Where are you in the cycle?
Lesson 39 from The HOPE Study Guide
For over a thousand years, the Hebrew people attempted to live as God had commanded them. But many times they drifted away from God, sometimes even following false gods. When they did not turn back to God, He would discipline them, often by sending a foreign nation to invade their land and rule over them. The Hebrew people would then acknowledge their unfaithfulness, and call to God for deliverance. God would then raise up a leader to free the people from their oppressors. And the people would renew their commitment to live according to the ways of God. From blessing to bondage to blessing to bondage, over and over, again and again, the Hebrew people had been called to show the world what God was like. But because of the sin that infected the world, they could not walk in the ways of God without falling.
– The HOPE, Chapter 7
OBSERVE & CONSIDER
As we delve into this lesson, it is important to keep in mind that The HOPE is a summary overview of the Bible. An 80 minute video could not possibly cover the entire Bible. The HOPE excerpt above describes what happened over a period of more than a thousand years. During this time numerous kings and prophets made their mark on Hebrew history. Their stories are recorded in many books of the Bible. However, if you had to describe this period of time in one paragraph, the excerpt above would be an accurate one.

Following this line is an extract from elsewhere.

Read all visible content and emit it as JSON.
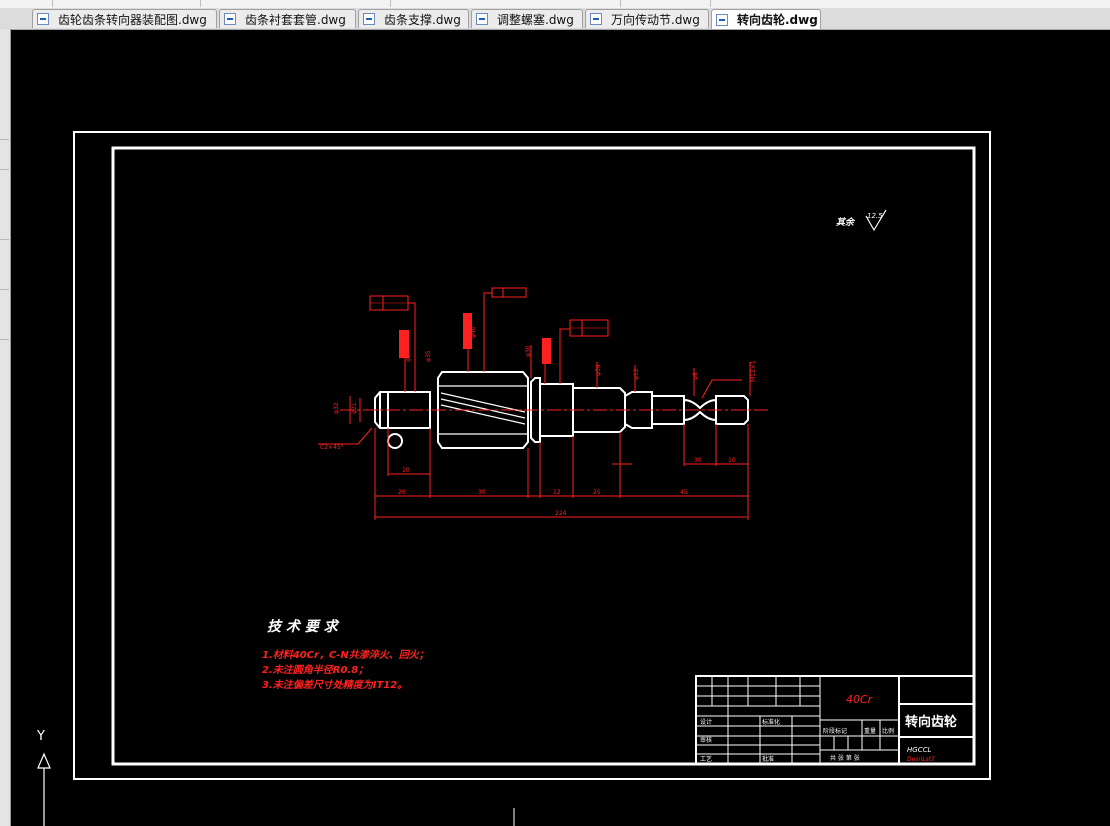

This excerpt describes a cycle that was repeated often in the history of the Hebrew people. One writer has described this cycle as follows:
from faith to obedience
from obedience to blessing
from blessing to abundance
from abundance to selfishness
from selfishness to judgment
from judgment to bondage
from bondage to brokenness
from brokenness to faith …1
After the Hebrew people saw the miracles of God in their Exodus from Egypt, they had the faith to obey God. They were quick to commit to whatever God asked of them. God promised to bless them when they obeyed, which He did. In fact they were blessed to abundance. And so the cycle began, and continued for centuries.
This cause and effect progression is not only descriptive of the Hebrew people; it can apply to any nation or individual in relationship with God. Notice that there is a differentiation between blessing and abundance. Abundance usually means having more than we need. From God’s perspective, having more than we need brings the responsibility to use our surplus to glorify God by blessing others. To do anything less is selfishness. In the case of the Hebrew people, judgment followed selfishness. There is a verse in the New Testament (Hebrews 12:6) which tells us that God disciplines those whom He loves. God’s judgment of the Hebrew people was motivated by His love for them. His judgment often resulted in bondage to another nation, which brought them to a place of brokenness and an awareness of their need for God! Continue reading